The Association of the Bar of the City of New York has recommended that New York courts "follow the Federal Practice of basing any such award on the lawyers time involved, the quality of his service to the class and the extent of the benefit received by class members." (Special Committee on Consumer Affairs of the Association of the Bar, Proposed Class Action Legislation in New York, 28 Record 481, 490 .) Since that report was issued, the United States Court of Appeals has laid out a standard for determining attorneys' fees based on the premise that the purpose of the fee is to avoid, for the sake of the court's integrity and the integrity of the legal profession, the appearance of a "windfall fee". (City of Detroit v Grinnell Corp., 560 F.2d 1093, supra.) Citing Grinnell, the Supreme Court of this State has stated that: "In awarding attorney's fees for prosecuting class actions, the court must determine how many hours were spent in what manner by which attorneys, the attempt to value these services by fixing the reasonable hourly rate for the time of the attorneys. The valuation process requires definite information, not only as to the way in which the time was spent (discovery, oral argument, negotiation, etc.) but also as to the experience and standing of the various lawyers performing each task (senior partner, junior partner, associate, etc.). (See Lindy Bros., supra, p 167; Grinnell, supra, p 471.) Thus, every plaintiff's lawyer seeking fees must be able to show the court as much documentation as possible concerning every hour of legal services for which he seeks remuneration. An attorney's inability to do so will automatically put into question the good faith of his claim, and virtually destroy his chances for full compensation. (See Liebman v Petersen Coal Oil Co., 63 FRD 684, 702.) The court then multiplies the number of hours by the hourly amount to which attorneys of like skill in the area would typically be entitled for a given type of work on the basis of an hourly rate of compensation." (Washington Fed. Sav. Loan Assn. v Village Mall Townhouses, supra, at 230-231.)
As aforesaid, it was with these considerations of ethics and fee award in mind that this court in its prior determination deemed the fee which was to be paid to the tenants' attorney to be, in fact, the property of the tenants. Once the tenants understood that the $100,000 belonged to them, they could consent to its release.
This motion has not brought forth any consent, indeed, there has been no response at all from the tenants. It should be noted that the papers upon which the motion is based continue to fail to disclose to the tenants the substance of the court's prior determination, in addition, the motion does not set forth a copy of that order or a copy of the fee arrangement as required by that order. In view of the continuing failure to disclose, the lack of a response by the tenants is understandable.
In light of both the fee arrangement and this court's prior determination, it is clear that a conflict of interest exists which requires that the tenants' rights be adequately protected.

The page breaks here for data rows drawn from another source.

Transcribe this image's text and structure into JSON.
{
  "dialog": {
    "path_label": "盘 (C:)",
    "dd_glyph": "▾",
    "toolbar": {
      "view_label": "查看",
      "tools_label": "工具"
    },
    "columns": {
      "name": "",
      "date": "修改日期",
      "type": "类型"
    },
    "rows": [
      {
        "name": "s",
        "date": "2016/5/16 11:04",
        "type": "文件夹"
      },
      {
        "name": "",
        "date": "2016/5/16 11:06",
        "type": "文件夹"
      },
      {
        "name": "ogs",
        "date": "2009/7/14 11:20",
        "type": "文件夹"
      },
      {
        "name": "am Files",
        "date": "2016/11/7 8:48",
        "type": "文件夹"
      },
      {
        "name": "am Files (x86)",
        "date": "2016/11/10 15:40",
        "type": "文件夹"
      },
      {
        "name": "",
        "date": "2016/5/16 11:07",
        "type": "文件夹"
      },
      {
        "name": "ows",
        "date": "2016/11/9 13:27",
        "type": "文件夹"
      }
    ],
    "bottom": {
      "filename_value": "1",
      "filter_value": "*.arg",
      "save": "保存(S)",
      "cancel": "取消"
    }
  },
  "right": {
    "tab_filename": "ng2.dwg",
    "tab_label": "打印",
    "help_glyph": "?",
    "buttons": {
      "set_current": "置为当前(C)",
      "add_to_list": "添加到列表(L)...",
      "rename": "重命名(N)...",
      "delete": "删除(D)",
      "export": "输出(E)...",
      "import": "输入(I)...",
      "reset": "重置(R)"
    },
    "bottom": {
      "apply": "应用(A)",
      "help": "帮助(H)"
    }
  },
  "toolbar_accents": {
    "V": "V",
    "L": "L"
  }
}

Accordingly, the motion is denied and the court hereby directs that counsel (a) retain the fee in escrow for a reasonable time until a determination is made by the court as to the counsel's fee pursuant to CPLR article 9 or (b) return the fee to his clients and negotiate with them directly on the question of the payment of his fee.